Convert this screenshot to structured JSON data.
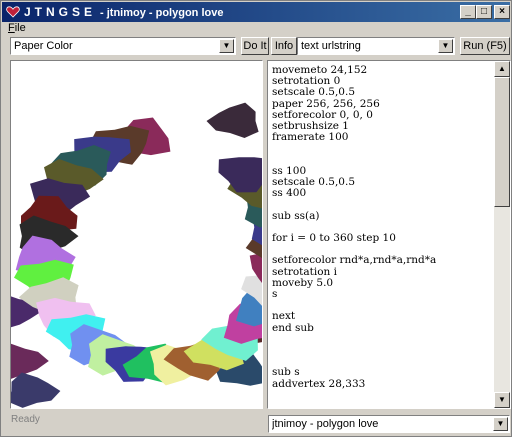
{
  "window": {
    "app_name": "JTNGSE",
    "title": "- jtnimoy - polygon love",
    "minimize": "_",
    "maximize": "□",
    "close": "×"
  },
  "menu": {
    "file_prefix": "F",
    "file_rest": "ile"
  },
  "toolbar": {
    "paper_select": "Paper Color",
    "do_it": "Do It",
    "info": "Info",
    "text_select": "text urlstring",
    "run": "Run (F5)"
  },
  "editor": {
    "code": "movemeto 24,152\nsetrotation 0\nsetscale 0.5,0.5\npaper 256, 256, 256\nsetforecolor 0, 0, 0\nsetbrushsize 1\nframerate 100\n\n\nss 100\nsetscale 0.5,0.5\nss 400\n\nsub ss(a)\n\nfor i = 0 to 360 step 10\n\nsetforecolor rnd*a,rnd*a,rnd*a\nsetrotation i\nmoveby 5.0\ns\n\nnext\nend sub\n\n\n\nsub s\naddvertex 28,333"
  },
  "status": {
    "text": "Ready"
  },
  "bottom": {
    "sketch_select": "jtnimoy - polygon love"
  },
  "colors": {
    "title_start": "#0a246a",
    "title_end": "#3a6ea5",
    "face": "#d4d0c8"
  }
}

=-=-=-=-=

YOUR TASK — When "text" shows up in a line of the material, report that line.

YOUR SOLUTION —
    "text_select": "text urlstring",
    "text": "Ready"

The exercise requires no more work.